States are spending billions of dollars per year on corporate tax credits, cash grants and other economic development subsidies that often require little if any job creation and lack wage and benefit standards covering workers at subsidized companies.

These are the key findings of “Money for Something: Job Creation and Job Quality Standards in State Economic Development Subsidy Programs”, a 51-state “report card” study published today by Good Jobs First, a non-profit, non-partisan research center based in Washington, DC.

“With unemployment still so high, taxpayers have a right to expect that economic development investments create significant numbers of quality jobs,” said Good Jobs First Executive Director Greg LeRoy. “The days of ‘no strings attached’ are largely gone, but the fine print in many states is still full of gaps and loopholes.”

Oklahoma was found to do the 6th best job of applying job standards to major subsidy programs, coming behind only Nevada, North Carolina, Vermont, Iowa, and Maryland.  Among Oklahoma’s individual subsidies, the Quality Jobs and 21st Century Quality Jobs Programs earned the highest marks, with 109/100 and 95/100 points respectively.

Other Oklahoma subsidies did not fare so well. The lowest performing Oklahoma program was the Investment/New Jobs Income Tax Credit, which received only 25/100 points. This credit was placed under a two-year moratorium in 2010 and is now under review by the Task Force for the Study of Tax Credits and Economic Incentives. At a meeting of the task force, Rep. David Dank called the lack of caps, controls, or transparency for the Investment/New Jobs credit “a disgrace for the state.” The program has an estimated $140 million in awarded but unused credits, with no limits on when companies can claim them.

To prevent the wasting of public money on handouts to businesses that may have little to no return for the state, we should extend the strong eligibility standards of the Quality Jobs program to every subsidy that is offered, or eliminate them entirely. And even the most well-designed subsidy should have a sunset provision and an annual cap so it doesn’t break the budget. (For more on this, see OK Policy’s issue brief on making tax breaks more accountable.)

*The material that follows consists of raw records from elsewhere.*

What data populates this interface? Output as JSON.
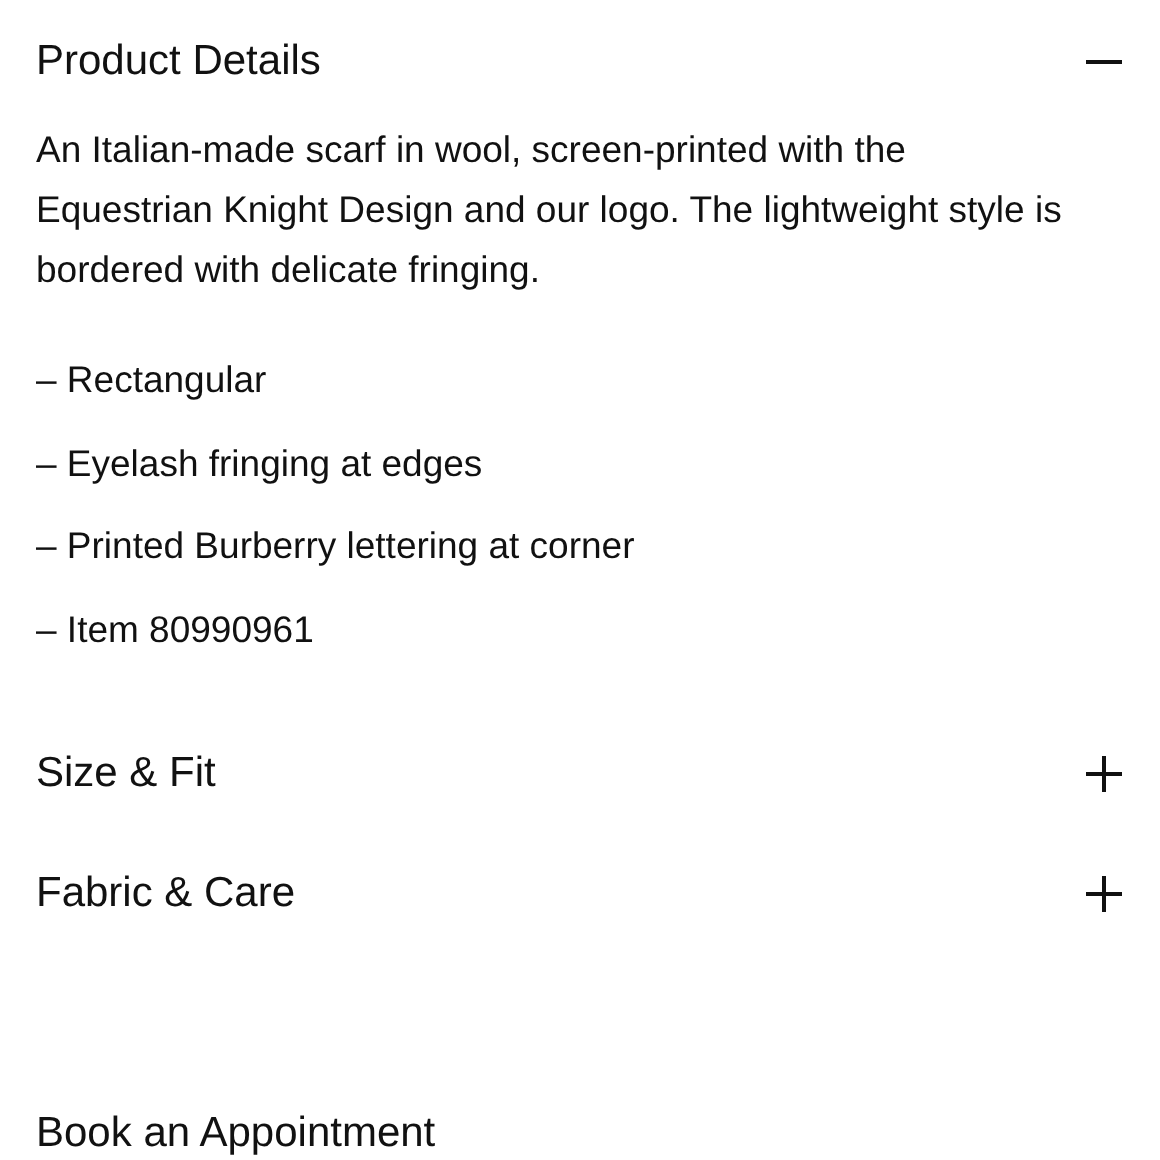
{
  "sections": [
    {
      "title": "Product Details",
      "expanded": true,
      "description": "An Italian-made scarf in wool, screen-printed with the Equestrian Knight Design and our logo. The lightweight style is bordered with delicate fringing.",
      "bullets": [
        "– Rectangular",
        "– Eyelash fringing at edges",
        "– Printed Burberry lettering at corner",
        "– Item 80990961"
      ]
    },
    {
      "title": "Size & Fit",
      "expanded": false
    },
    {
      "title": "Fabric & Care",
      "expanded": false
    }
  ],
  "appointment": {
    "title": "Book an Appointment"
  }
}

A tax break not mentioned in the Good Jobs First report but especially relevant to Oklahoma is the gross production tax rebate for oil and gas producers. We pay out millions of dollars in these rebates with no job creation requirements and no guarantees that we are not paying oil and gas companies to do what they would have done regardless of the handout.

Money for Something rates the performance standards and job quality requirements of 238 key subsidy programs from the 50 states and the District of Columbia that together cost more than $11 billion a year. Each program is rated on a scale of 0 to 100 (with extra credit for advanced features). The scores for the programs in each state are averaged to derive a state score. The report offers these policy recommendations:

  • Every subsidy should contain job creation, job retention or training requirements. Those should be strengthened by provisions barring employers from shifting existing jobs from other facilities and mandating that the jobs be kept in place for a minimum period.
  • Every job or training position in a subsidized facility should be covered by a wage standard, preferably tied to labor market averages and structured in a way that raises pay above market levels. They should also offer health coverage in which the employer contributes to the cost of the premium. These rules should also apply to part-time, temporary and contract workers.
  • Decent job standards do not guarantee that a program’s benefits will outweigh its costs. Sometimes the only sensible course of action is to eliminate a program altogether.

Note: Standards such as those rated here mean little if they are not enforced. In a companion report to be issued soon, Good Jobs First will grade the states on their enforcement practices.